When it comes to parasites, it’s often out of sight, out of mind. Unfortunately, no matter how hard you try to avoid it, your pawed pal is a walking target for fleas, ticks and worms.
In fact, it’s pretty much guaranteed that your pet will become infected by some sort of parasite at at least once in their lifetime. Parasites are nasty little creatures that bring with them a whole host of risk factors, not only for your pet, but for you and your home as well.
It’s at this point that you’re probably wondering – well, how do my pets get parasites? Great question! The short answer is that, due to the very nature of cats and dogs being inquisitive little explorers, parasite exposure can happen pretty much everywhere. But to get a little more specific on the cause of infection, let’s break our enemies down into two groups – external (fleas and ticks) and internal (worms and heartworms) parasites.
Opportunistic, pesky, and potentially life-threatening, fleas and ticks are probably the most commonly thought-about parasites when it comes to cats and dogs. So how exactly do they come in contact with your pet?
Other Animals - Dogs in particular are social creatures that love to play and interact with other animals. Just a short little “hello!” sniff at the dog park with an infected pup is enough time for an opportunistic flea to jump from one dog to the other. If you’ve got a cat or dog that loves exploring, their wandering can also take them into territory where a wild animal like a possum, rabbit or rodent bearing fleas has been present, and allow them to pick them up that way, too.
At Home – Yes, really!

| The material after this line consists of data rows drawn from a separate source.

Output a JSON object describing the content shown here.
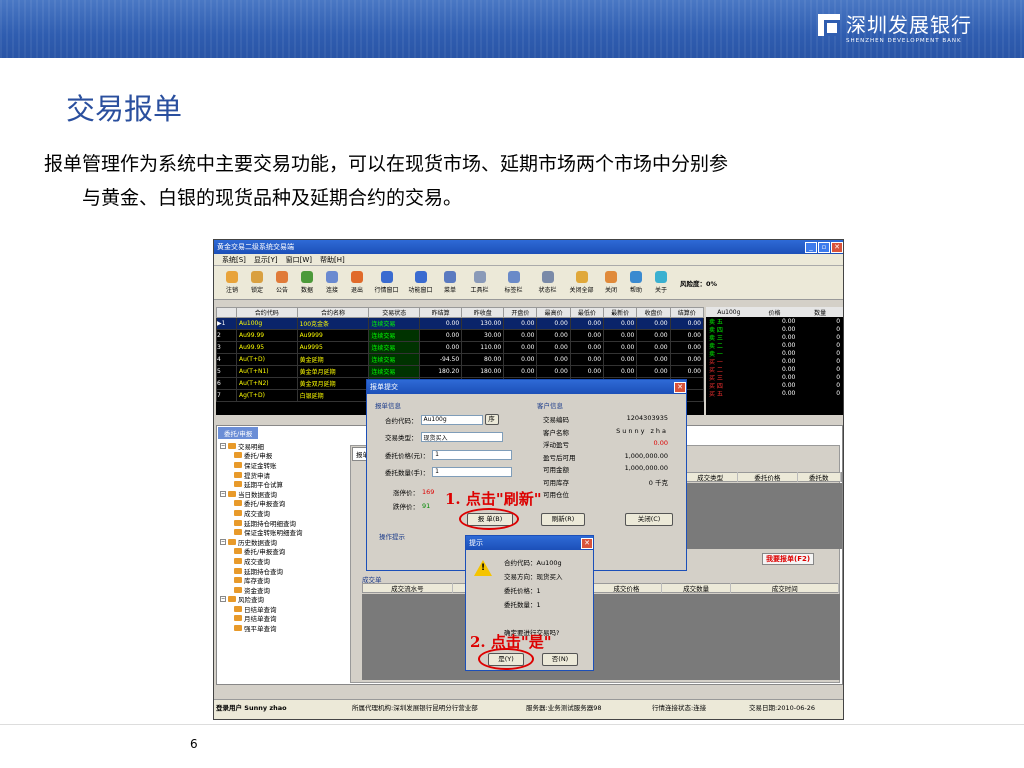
{
  "slide": {
    "title": "交易报单",
    "intro_line1": "报单管理作为系统中主要交易功能，可以在现货市场、延期市场两个市场中分别参",
    "intro_line2": "与黄金、白银的现货品种及延期合约的交易。",
    "page_number": "6",
    "logo_cn": "深圳发展银行",
    "logo_en": "SHENZHEN DEVELOPMENT BANK"
  },
  "app": {
    "title": "黄金交易二级系统交易端",
    "menu": [
      "系统[S]",
      "显示[Y]",
      "窗口[W]",
      "帮助[H]"
    ],
    "toolbar": [
      "注销",
      "锁定",
      "公告",
      "数据",
      "连接",
      "退出",
      "行情窗口",
      "功能窗口",
      "菜单",
      "工具栏",
      "标签栏",
      "状态栏",
      "关闭全部",
      "关闭",
      "帮助",
      "关于"
    ],
    "risk": "风险度：0%",
    "quote_headers": [
      "",
      "合约代码",
      "合约名称",
      "交易状态",
      "昨结算",
      "昨收盘",
      "开盘价",
      "最高价",
      "最低价",
      "最新价",
      "收盘价",
      "结算价"
    ],
    "quote_rows": [
      [
        "▶1",
        "Au100g",
        "100克金条",
        "连续交易",
        "0.00",
        "130.00",
        "0.00",
        "0.00",
        "0.00",
        "0.00",
        "0.00",
        "0.00"
      ],
      [
        "2",
        "Au99.99",
        "Au9999",
        "连续交易",
        "0.00",
        "30.00",
        "0.00",
        "0.00",
        "0.00",
        "0.00",
        "0.00",
        "0.00"
      ],
      [
        "3",
        "Au99.95",
        "Au9995",
        "连续交易",
        "0.00",
        "110.00",
        "0.00",
        "0.00",
        "0.00",
        "0.00",
        "0.00",
        "0.00"
      ],
      [
        "4",
        "Au(T+D)",
        "黄金延期",
        "连续交易",
        "-94.50",
        "80.00",
        "0.00",
        "0.00",
        "0.00",
        "0.00",
        "0.00",
        "0.00"
      ],
      [
        "5",
        "Au(T+N1)",
        "黄金单月延期",
        "连续交易",
        "180.20",
        "180.00",
        "0.00",
        "0.00",
        "0.00",
        "0.00",
        "0.00",
        "0.00"
      ],
      [
        "6",
        "Au(T+N2)",
        "黄金双月延期",
        "连续交",
        "",
        "",
        "",
        "",
        "",
        "",
        "",
        ""
      ],
      [
        "7",
        "Ag(T+D)",
        "白银延期",
        "连续交",
        "",
        "",
        "",
        "",
        "",
        "",
        "",
        ""
      ]
    ],
    "depth": {
      "contract": "Au100g",
      "headers": [
        "Au100g",
        "价格",
        "数量"
      ],
      "rows": [
        [
          "卖 五",
          "0.00",
          "0"
        ],
        [
          "卖 四",
          "0.00",
          "0"
        ],
        [
          "卖 三",
          "0.00",
          "0"
        ],
        [
          "卖 二",
          "0.00",
          "0"
        ],
        [
          "卖 一",
          "0.00",
          "0"
        ],
        [
          "买 一",
          "0.00",
          "0"
        ],
        [
          "买 二",
          "0.00",
          "0"
        ],
        [
          "买 三",
          "0.00",
          "0"
        ],
        [
          "买 四",
          "0.00",
          "0"
        ],
        [
          "买 五",
          "0.00",
          "0"
        ]
      ]
    },
    "lower_tab": "委托/申报",
    "tree": [
      {
        "label": "交易明细",
        "level": 0,
        "exp": true
      },
      {
        "label": "委托/申报",
        "level": 1
      },
      {
        "label": "保证金转账",
        "level": 1
      },
      {
        "label": "提货申请",
        "level": 1
      },
      {
        "label": "延期平仓试算",
        "level": 1
      },
      {
        "label": "当日数据查询",
        "level": 0,
        "exp": true
      },
      {
        "label": "委托/申报查询",
        "level": 1
      },
      {
        "label": "成交查询",
        "level": 1
      },
      {
        "label": "延期持仓明细查询",
        "level": 1
      },
      {
        "label": "保证金转账明细查询",
        "level": 1
      },
      {
        "label": "历史数据查询",
        "level": 0,
        "exp": true
      },
      {
        "label": "委托/申报查询",
        "level": 1
      },
      {
        "label": "成交查询",
        "level": 1
      },
      {
        "label": "延期持仓查询",
        "level": 1
      },
      {
        "label": "库存查询",
        "level": 1
      },
      {
        "label": "资金查询",
        "level": 1
      },
      {
        "label": "风险查询",
        "level": 0,
        "exp": true
      },
      {
        "label": "日结单查询",
        "level": 1
      },
      {
        "label": "月结单查询",
        "level": 1
      },
      {
        "label": "强平单查询",
        "level": 1
      }
    ],
    "right_tab": "报单",
    "order_grid_headers": [
      "成交类型",
      "委托价格",
      "委托数"
    ],
    "want_order": "我要报单(F2)",
    "trade_label": "成交单",
    "trade_headers": [
      "成交流水号",
      "类型",
      "成交价格",
      "成交数量",
      "成交时间"
    ],
    "status_bar": {
      "user": "登录用户 Sunny zhao",
      "agency": "所属代理机构:深圳发展银行昆明分行营业部",
      "server": "服务器:业务测试服务器98",
      "conn": "行情连接状态:连接",
      "date": "交易日期:2010-06-26"
    }
  },
  "order_dialog": {
    "title": "报单提交",
    "order_group": "报单信息",
    "client_group": "客户信息",
    "contract_label": "合约代码：",
    "contract_value": "Au100g",
    "seq_button": "序",
    "type_label": "交易类型：",
    "type_value": "现货买入",
    "price_label": "委托价格(元)：",
    "price_value": "1",
    "qty_label": "委托数量(手)：",
    "qty_value": "1",
    "up_label": "涨停价：",
    "up_value": "169",
    "down_label": "跌停价：",
    "down_value": "91",
    "client": [
      [
        "交易编码",
        "1204303935"
      ],
      [
        "客户名称",
        "Sunny zha"
      ],
      [
        "浮动盈亏",
        "0.00"
      ],
      [
        "盈亏后可用",
        "1,000,000.00"
      ],
      [
        "可用金额",
        "1,000,000.00"
      ],
      [
        "可用库存",
        "0 千克"
      ],
      [
        "可用仓位",
        ""
      ]
    ],
    "submit_button": "报 单(B)",
    "refresh_button": "刷新(R)",
    "close_button": "关闭(C)",
    "ops_hint": "操作提示",
    "annotation1": "1. 点击\"刷新\""
  },
  "confirm_dialog": {
    "title": "提示",
    "lines": [
      "合约代码：Au100g",
      "交易方向：现货买入",
      "委托价格：1",
      "委托数量：1",
      "",
      "确定要进行交易吗?"
    ],
    "yes_button": "是(Y)",
    "no_button": "否(N)",
    "annotation2": "2. 点击\"是\""
  }
}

The definition of an uninvited guest, fleas can easily make their way into our home by hiding in our clothes, riding in on visiting pets, and even thanks to the mice and rats hiding in the floors, walls and roofs of our houses.
Outdoors – While adult fleas don’t typically wander around freely outside due to their dependence on a host (they are parasites after all!), their eggs, larvae and pupae can be found outdoors in warm, sheltered environments. If you’re experiencing continued re-infestation and your pet spends a lot of time outside, in a kennel or dog bed, it might be the case that a flea has laid its eggs there.

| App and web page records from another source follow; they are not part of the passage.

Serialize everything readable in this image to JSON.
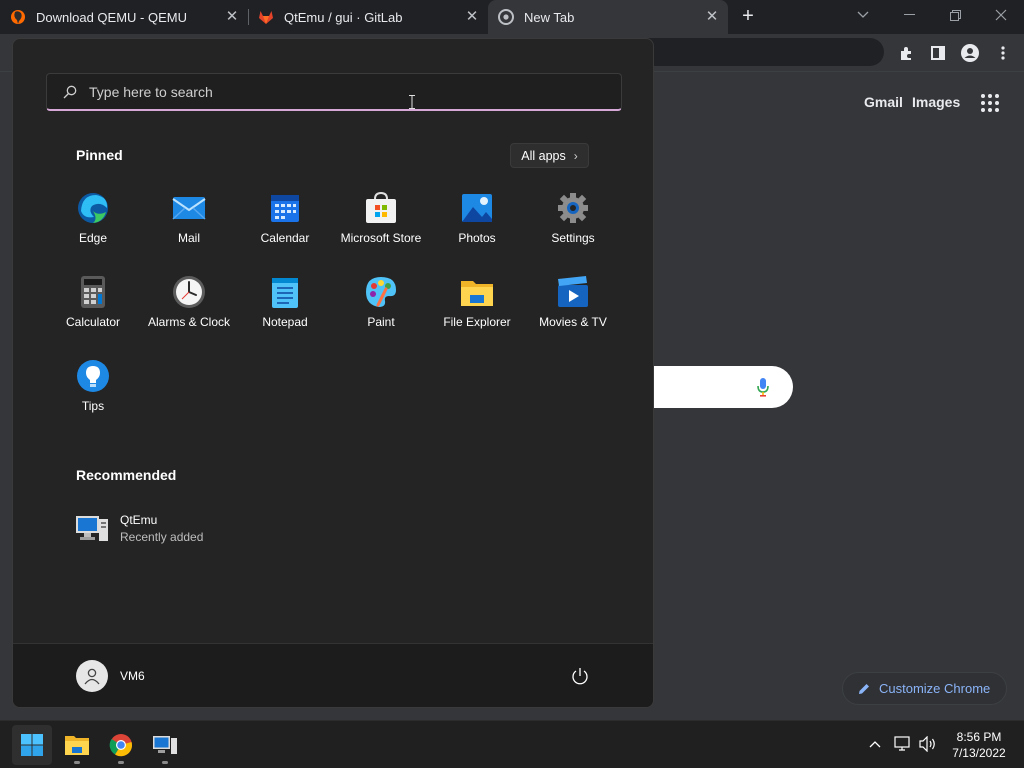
{
  "browser": {
    "tabs": [
      {
        "title": "Download QEMU - QEMU",
        "icon": "qemu-icon"
      },
      {
        "title": "QtEmu / gui · GitLab",
        "icon": "gitlab-icon"
      },
      {
        "title": "New Tab",
        "icon": "chrome-icon",
        "active": true
      }
    ],
    "new_tab_symbol": "+",
    "ntp": {
      "gmail": "Gmail",
      "images": "Images",
      "customize_label": "Customize Chrome"
    }
  },
  "start_menu": {
    "search_placeholder": "Type here to search",
    "pinned_title": "Pinned",
    "all_apps_label": "All apps",
    "pinned": [
      {
        "label": "Edge",
        "icon": "edge-icon"
      },
      {
        "label": "Mail",
        "icon": "mail-icon"
      },
      {
        "label": "Calendar",
        "icon": "calendar-icon"
      },
      {
        "label": "Microsoft Store",
        "icon": "store-icon"
      },
      {
        "label": "Photos",
        "icon": "photos-icon"
      },
      {
        "label": "Settings",
        "icon": "settings-icon"
      },
      {
        "label": "Calculator",
        "icon": "calculator-icon"
      },
      {
        "label": "Alarms & Clock",
        "icon": "clock-icon"
      },
      {
        "label": "Notepad",
        "icon": "notepad-icon"
      },
      {
        "label": "Paint",
        "icon": "paint-icon"
      },
      {
        "label": "File Explorer",
        "icon": "folder-icon"
      },
      {
        "label": "Movies & TV",
        "icon": "movies-icon"
      },
      {
        "label": "Tips",
        "icon": "tips-icon"
      }
    ],
    "recommended_title": "Recommended",
    "recommended": [
      {
        "title": "QtEmu",
        "subtitle": "Recently added",
        "icon": "qtemu-icon"
      }
    ],
    "user_name": "VM6"
  },
  "taskbar": {
    "apps": [
      "start-icon",
      "file-explorer-icon",
      "chrome-icon",
      "qtemu-icon"
    ],
    "time": "8:56 PM",
    "date": "7/13/2022"
  },
  "colors": {
    "accent": "#0078d4",
    "search_underline": "#d6a8d8",
    "chrome_link": "#8ab4f8"
  }
}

Outdoors – Most at risk of ticks are pets that live close to or frequently visit bushland or beach areas. Ticks lie in wait in shrubby, grassy areas, and are alerted of a nearby host when they detect heat and carbon dioxide from an exploring cat or dog. They have also been known to drop down from overhanging trees and branches onto an unsuspecting animal.
Other Animals – Just like fleas, ticks can very easily hitch a ride in on other animals before making their home in your pet’s fur.
Humans – If you’re a fan of hiking or bush-walks, then you’ve probably unsuspectedly been the carrier of a tick at one point or another. Ticks can bury into human clothing when brushed past in grassy, low-lying shrubs and fields, and ultimately make their way into your home, putting your pets at risk without you even realising it.
Hookworm, Tapeworm and Roundworm
Ingestion – The most common cause for exposure to intestinal parasites is when your pet accidentally eats soil, water, faeces or food that is contaminated with the parasite’s eggs or spores. Tapeworms in particular can also be transmitted when a cat or dog ingests an infected flea, either by licking or grooming fur where the parasite is nesting.
Nursing or In Utero – Puppies are at the greatest risk of being exposed to intestinal worms by their infected mother. The parasites most commonly pass through the placenta to the puppies while still in utero, but the transfer can also occur while they nurse from their lactating mother.
PREVENTION > CURE
So now we know a little more about how our pets come into contact with these nasty little creatures, but what should we do about it? The solution, unfortunately isn’t to lock our pets away in plastic bubbles, hiding them safely out of harm’s way. Just as, likewise, it would be irresponsible to just carry on and pretend that they’re not at risk. The solution? Parasite protection, of course!
By choosing and staying up to date with a protection plan that offers all-inclusive coverage against fleas, ticks, intestinal worms and heartworms, you’ll rest easy with the peace of mind that your best friend can live a full, happy and healthy life while still having fun and exploring the world around them! Don’t wait for your pet to become sick before you start caring about their health. Prevention is always better than trying to find a cure, especially when it comes to the things we love the most.
Find out more about our personalised pet protection plans here.